• [EXERCISE INSTRUCTIONS] In your copy, include no images and return each entry exactly as written.

====== TASK INPUT ======

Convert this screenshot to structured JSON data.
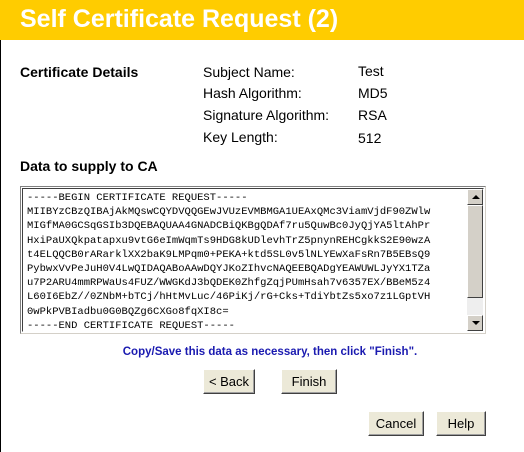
{
  "page": {
    "title": "Self Certificate Request (2)",
    "title_bg": "#ffcc00",
    "title_color": "#ffffff"
  },
  "certificate_details": {
    "label": "Certificate Details",
    "fields": [
      {
        "key": "Subject Name:",
        "value": "Test"
      },
      {
        "key": "Hash Algorithm:",
        "value": "MD5"
      },
      {
        "key": "Signature Algorithm:",
        "value": "RSA"
      },
      {
        "key": "Key Length:",
        "value": "512"
      }
    ]
  },
  "ca_data": {
    "label": "Data to supply to CA",
    "text": "-----BEGIN CERTIFICATE REQUEST-----\nMIIBYzCBzQIBAjAkMQswCQYDVQQGEwJVUzEVMBMGA1UEAxQMc3ViamVjdF90ZWlw\nMIGfMA0GCSqGSIb3DQEBAQUAA4GNADCBiQKBgQDAf7ru5QuwBc0JyQjYA5ltAhPr\nHxiPaUXQkpatapxu9vtG6eImWqmTs9HDG8kUDlevhTrZ5pnynREHCgkkS2E90wzA\nt4ELQQCB0rARarklXX2baK9LMPqm0+PEKA+ktd5SL0v5lNLYEwXaFsRn7B5EBsQ9\nPybwxVvPeJuH0V4LwQIDAQABoAAwDQYJKoZIhvcNAQEEBQADgYEAWUWLJyYX1TZa\nu7P2ARU4mmRPWaUs4FUZ/WWGKdJ3bQDEK0ZhfgZqjPUmHsah7v6357EX/BBeM5z4\nL60I6EbZ//0ZNbM+bTCj/hHtMvLuc/46PiKj/rG+Cks+TdiYbtZs5xo7z1LGptVH\n0wPkPVBIadbu0G0BQZg6CXGo8fqXI8c=\n-----END CERTIFICATE REQUEST-----",
    "hint": "Copy/Save this data as necessary, then click \"Finish\".",
    "hint_color": "#1a1ab0"
  },
  "buttons": {
    "back": "< Back",
    "finish": "Finish",
    "cancel": "Cancel",
    "help": "Help"
  }
}
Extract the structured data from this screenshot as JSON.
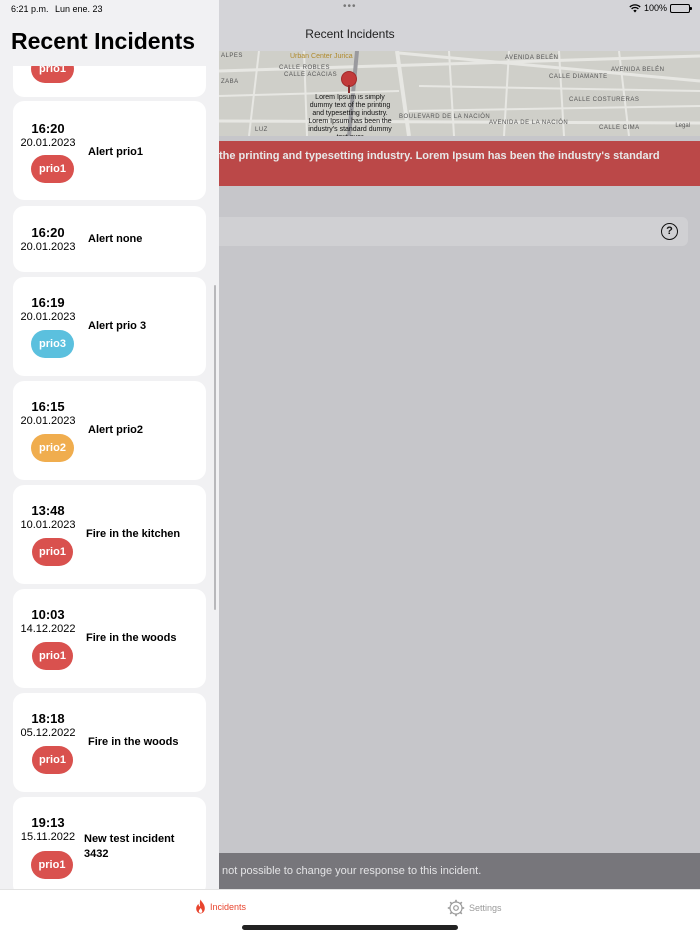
{
  "status_bar": {
    "time": "6:21 p.m.",
    "date": "Lun ene. 23",
    "battery": "100%",
    "icons": [
      "wifi-icon",
      "battery-icon"
    ]
  },
  "main": {
    "nav_title": "Recent Incidents",
    "map": {
      "poi": "Urban Center Jurica",
      "labels": [
        "AVENIDA BELÉN",
        "CALLE DIAMANTE",
        "AVENIDA BELÉN",
        "CALLE COSTURERAS",
        "BOULEVARD DE LA NACIÓN",
        "AVENIDA DE LA NACIÓN",
        "CALLE CIMA",
        "CALLE ROBLES",
        "CALLE ACACIAS",
        "ALPES",
        "ZABA",
        "LUZ"
      ],
      "popup": "Lorem Ipsum is simply dummy text of the printing and typesetting industry. Lorem Ipsum has been the industry's standard dummy text ever",
      "legal": "Legal"
    },
    "alert_banner": "the printing and typesetting industry. Lorem Ipsum has been the industry's standard",
    "help_label": "?",
    "response_notice": "not possible to change your response to this incident."
  },
  "drawer": {
    "title": "Recent Incidents",
    "partial_badge": "prio1",
    "incidents": [
      {
        "time": "16:20",
        "date": "20.01.2023",
        "title": "Alert prio1",
        "priority": "prio1"
      },
      {
        "time": "16:20",
        "date": "20.01.2023",
        "title": "Alert none",
        "priority": ""
      },
      {
        "time": "16:19",
        "date": "20.01.2023",
        "title": "Alert prio 3",
        "priority": "prio3"
      },
      {
        "time": "16:15",
        "date": "20.01.2023",
        "title": "Alert prio2",
        "priority": "prio2"
      },
      {
        "time": "13:48",
        "date": "10.01.2023",
        "title": "Fire in the kitchen",
        "priority": "prio1"
      },
      {
        "time": "10:03",
        "date": "14.12.2022",
        "title": "Fire in the woods",
        "priority": "prio1"
      },
      {
        "time": "18:18",
        "date": "05.12.2022",
        "title": "Fire in the woods",
        "priority": "prio1"
      },
      {
        "time": "19:13",
        "date": "15.11.2022",
        "title": "New test incident 3432",
        "priority": "prio1"
      }
    ]
  },
  "tabs": [
    {
      "label": "Incidents",
      "icon": "flame-icon",
      "active": true
    },
    {
      "label": "Settings",
      "icon": "gear-icon",
      "active": false
    }
  ],
  "colors": {
    "prio1": "#d9514e",
    "prio2": "#f0ad4e",
    "prio3": "#5bc0de",
    "accent": "#e8442e",
    "banner": "#bb4848"
  }
}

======

• [SOLUTION TO THIS TASK]
Convert this screenshot to structured JSON data.
{
  "page": {
    "title": "Self Certificate Request (2)",
    "title_bg": "#ffcc00",
    "title_color": "#ffffff"
  },
  "certificate_details": {
    "label": "Certificate Details",
    "fields": [
      {
        "key": "Subject Name:",
        "value": "Test"
      },
      {
        "key": "Hash Algorithm:",
        "value": "MD5"
      },
      {
        "key": "Signature Algorithm:",
        "value": "RSA"
      },
      {
        "key": "Key Length:",
        "value": "512"
      }
    ]
  },
  "ca_data": {
    "label": "Data to supply to CA",
    "text": "-----BEGIN CERTIFICATE REQUEST-----\nMIIBYzCBzQIBAjAkMQswCQYDVQQGEwJVUzEVMBMGA1UEAxQMc3ViamVjdF90ZWlw\nMIGfMA0GCSqGSIb3DQEBAQUAA4GNADCBiQKBgQDAf7ru5QuwBc0JyQjYA5ltAhPr\nHxiPaUXQkpatapxu9vtG6eImWqmTs9HDG8kUDlevhTrZ5pnynREHCgkkS2E90wzA\nt4ELQQCB0rARarklXX2baK9LMPqm0+PEKA+ktd5SL0v5lNLYEwXaFsRn7B5EBsQ9\nPybwxVvPeJuH0V4LwQIDAQABoAAwDQYJKoZIhvcNAQEEBQADgYEAWUWLJyYX1TZa\nu7P2ARU4mmRPWaUs4FUZ/WWGKdJ3bQDEK0ZhfgZqjPUmHsah7v6357EX/BBeM5z4\nL60I6EbZ//0ZNbM+bTCj/hHtMvLuc/46PiKj/rG+Cks+TdiYbtZs5xo7z1LGptVH\n0wPkPVBIadbu0G0BQZg6CXGo8fqXI8c=\n-----END CERTIFICATE REQUEST-----",
    "hint": "Copy/Save this data as necessary, then click \"Finish\".",
    "hint_color": "#1a1ab0"
  },
  "buttons": {
    "back": "< Back",
    "finish": "Finish",
    "cancel": "Cancel",
    "help": "Help"
  }
}
Extract the structured data from this screenshot as JSON.
{
  "status_bar": {
    "time": "6:21 p.m.",
    "date": "Lun ene. 23",
    "battery": "100%",
    "icons": [
      "wifi-icon",
      "battery-icon"
    ]
  },
  "main": {
    "nav_title": "Recent Incidents",
    "map": {
      "poi": "Urban Center Jurica",
      "labels": [
        "AVENIDA BELÉN",
        "CALLE DIAMANTE",
        "AVENIDA BELÉN",
        "CALLE COSTURERAS",
        "BOULEVARD DE LA NACIÓN",
        "AVENIDA DE LA NACIÓN",
        "CALLE CIMA",
        "CALLE ROBLES",
        "CALLE ACACIAS",
        "ALPES",
        "ZABA",
        "LUZ"
      ],
      "popup": "Lorem Ipsum is simply dummy text of the printing and typesetting industry. Lorem Ipsum has been the industry's standard dummy text ever",
      "legal": "Legal"
    },
    "alert_banner": "the printing and typesetting industry. Lorem Ipsum has been the industry's standard",
    "help_label": "?",
    "response_notice": "not possible to change your response to this incident."
  },
  "drawer": {
    "title": "Recent Incidents",
    "partial_badge": "prio1",
    "incidents": [
      {
        "time": "16:20",
        "date": "20.01.2023",
        "title": "Alert prio1",
        "priority": "prio1"
      },
      {
        "time": "16:20",
        "date": "20.01.2023",
        "title": "Alert none",
        "priority": ""
      },
      {
        "time": "16:19",
        "date": "20.01.2023",
        "title": "Alert prio 3",
        "priority": "prio3"
      },
      {
        "time": "16:15",
        "date": "20.01.2023",
        "title": "Alert prio2",
        "priority": "prio2"
      },
      {
        "time": "13:48",
        "date": "10.01.2023",
        "title": "Fire in the kitchen",
        "priority": "prio1"
      },
      {
        "time": "10:03",
        "date": "14.12.2022",
        "title": "Fire in the woods",
        "priority": "prio1"
      },
      {
        "time": "18:18",
        "date": "05.12.2022",
        "title": "Fire in the woods",
        "priority": "prio1"
      },
      {
        "time": "19:13",
        "date": "15.11.2022",
        "title": "New test incident 3432",
        "priority": "prio1"
      }
    ]
  },
  "tabs": [
    {
      "label": "Incidents",
      "icon": "flame-icon",
      "active": true
    },
    {
      "label": "Settings",
      "icon": "gear-icon",
      "active": false
    }
  ],
  "colors": {
    "prio1": "#d9514e",
    "prio2": "#f0ad4e",
    "prio3": "#5bc0de",
    "accent": "#e8442e",
    "banner": "#bb4848"
  }
}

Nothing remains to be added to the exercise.